The passage in Joel says, “…and in that day the mountains will drip with sweet wine, and the hills will flow with milk, and all the brooks of Judah will flow with water; and a spring will go out from the house of the LORD to water the valley of Shittim.” Similarly, the passage in Ezekiel says that water will flow from under the threshold of the Temple. The water will form a river that will flow to the Dead Sea, and when it reaches that point, it will refresh the sea and bring it alive with “living creatures.”
The problem with these passages is that they are both presented in a Millennial context, and therefore they have nothing to do with the biblical temples. The verses are talking about the Millennial Temple which will be built after Jesus returns. And keep in mind that the Bible says that when the Second Coming occurs, there will be the greatest earthquake in history — one that will impact the entire world (Revelation 6:12-17 and Revelation 16:18-20). Every island will be moved. Mountains will be lowered, plains will be lifted, and the topography of Jerusalem will be drastically changed (Zechariah 14:10). So, there is no way that Cornuke can prove that these verses are talking about the Gihon Spring.
The fact that the topography of Jerusalem is going to be radically revised is attested to by the size of the Millennial Temple that is described in Ezekiel 40-48. Bible prophecy expert Dr. John C. Whitcomb describes it this way:11
The area of the Temple courts (500 x 500 “reeds,” or about one square mile) would be larger than the entire ancient walled city of Jerusalem, and the holy portion for priests and Levites (20,000 x 25,000 reeds, or about 40 x 50 miles) would cover an area six times the size of greater London today and could not possibly be placed within present-day Palestine, that is between the Jordan River and the Mediterranean Sea (Ezekiel 47:18), to say nothing of the “portion of the prince” on either side of this area (Ezekiel 45:7, 47:21). The Millennial Jerusalem would be about 40 miles in circumference and thus ten times the circumference of the ancient city. Furthermore, it would be somewhat north of the present site of the city, and the Temple area would be about ten miles north of that, on the way to Samaria!

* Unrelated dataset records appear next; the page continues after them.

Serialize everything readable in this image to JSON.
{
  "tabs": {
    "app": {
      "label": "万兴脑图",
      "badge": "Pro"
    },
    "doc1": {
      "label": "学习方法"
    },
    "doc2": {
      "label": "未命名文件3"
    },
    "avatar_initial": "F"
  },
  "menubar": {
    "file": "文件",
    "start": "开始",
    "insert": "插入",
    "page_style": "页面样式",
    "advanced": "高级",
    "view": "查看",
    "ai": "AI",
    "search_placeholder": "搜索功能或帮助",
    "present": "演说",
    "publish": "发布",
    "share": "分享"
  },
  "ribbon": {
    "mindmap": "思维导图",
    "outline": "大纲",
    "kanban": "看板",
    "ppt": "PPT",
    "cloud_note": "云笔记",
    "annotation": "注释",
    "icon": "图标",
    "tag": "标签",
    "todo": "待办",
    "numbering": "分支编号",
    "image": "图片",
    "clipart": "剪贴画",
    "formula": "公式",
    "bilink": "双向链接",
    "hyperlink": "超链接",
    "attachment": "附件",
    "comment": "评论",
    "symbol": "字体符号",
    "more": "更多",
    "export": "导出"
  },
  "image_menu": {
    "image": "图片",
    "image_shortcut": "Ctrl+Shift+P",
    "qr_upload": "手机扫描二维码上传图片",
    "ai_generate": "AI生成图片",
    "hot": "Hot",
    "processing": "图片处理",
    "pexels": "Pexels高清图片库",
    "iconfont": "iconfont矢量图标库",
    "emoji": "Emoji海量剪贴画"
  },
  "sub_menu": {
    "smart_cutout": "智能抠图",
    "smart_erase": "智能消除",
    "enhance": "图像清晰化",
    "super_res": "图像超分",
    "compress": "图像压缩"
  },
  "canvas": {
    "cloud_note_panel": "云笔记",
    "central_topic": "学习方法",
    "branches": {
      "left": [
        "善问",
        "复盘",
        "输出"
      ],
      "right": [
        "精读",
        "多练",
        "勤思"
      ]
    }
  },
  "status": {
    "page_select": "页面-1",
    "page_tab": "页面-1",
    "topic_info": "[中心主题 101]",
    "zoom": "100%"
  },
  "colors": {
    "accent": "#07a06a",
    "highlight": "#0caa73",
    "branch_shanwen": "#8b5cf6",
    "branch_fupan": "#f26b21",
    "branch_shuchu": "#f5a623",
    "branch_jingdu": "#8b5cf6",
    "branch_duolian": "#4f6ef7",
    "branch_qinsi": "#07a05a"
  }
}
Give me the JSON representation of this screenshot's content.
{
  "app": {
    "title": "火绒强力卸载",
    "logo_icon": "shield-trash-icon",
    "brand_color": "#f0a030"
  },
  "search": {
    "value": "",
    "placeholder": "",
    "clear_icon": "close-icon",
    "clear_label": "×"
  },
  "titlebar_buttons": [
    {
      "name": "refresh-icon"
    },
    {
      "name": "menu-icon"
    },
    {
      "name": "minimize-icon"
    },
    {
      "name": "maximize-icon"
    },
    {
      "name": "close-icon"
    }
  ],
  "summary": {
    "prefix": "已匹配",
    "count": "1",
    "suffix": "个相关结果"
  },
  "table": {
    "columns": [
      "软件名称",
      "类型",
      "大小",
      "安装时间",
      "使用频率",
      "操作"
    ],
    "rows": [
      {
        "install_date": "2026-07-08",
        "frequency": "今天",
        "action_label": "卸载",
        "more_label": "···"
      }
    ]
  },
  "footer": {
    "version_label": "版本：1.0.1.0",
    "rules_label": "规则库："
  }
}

The map below (figuire 5) shows the size of Millennial Israel and the gigantic size of the Temple area. As you can see, the Temple area will be so big that it will extend over the Jordan River as it exists today.12
It is true that the Temples required a lot of water for the cleansing of the sacrificial altars. But that water was supplied by an aqueduct that Solomon built about 950 BC. It transported water to the Temple Mount from the Spring of Atan which was located near Bethlehem.13
In the fifth segment, I’ll analyze Robert Cornuke’s cornerstone argument that the Jewish temples resided in the City of David.
11) John C. Whitcomb, “The Millennial Temple of Ezekiel 40-48,” www.middletownbiblechurch.org/proph/templemi.htm, page 4.
12) Tim LaHaye and Thomas Ice, Charting the End Times (Eugene, OR: Harvest House, 2001).
13) The Interactive Bible, “The Jerusalem Water Aqueduct 12km from the Solomon’s Pools,” www. bible.ca/archeology/Biblearcheology-jerusalem-temple-mount-threshing-floor-aqueduct.htm.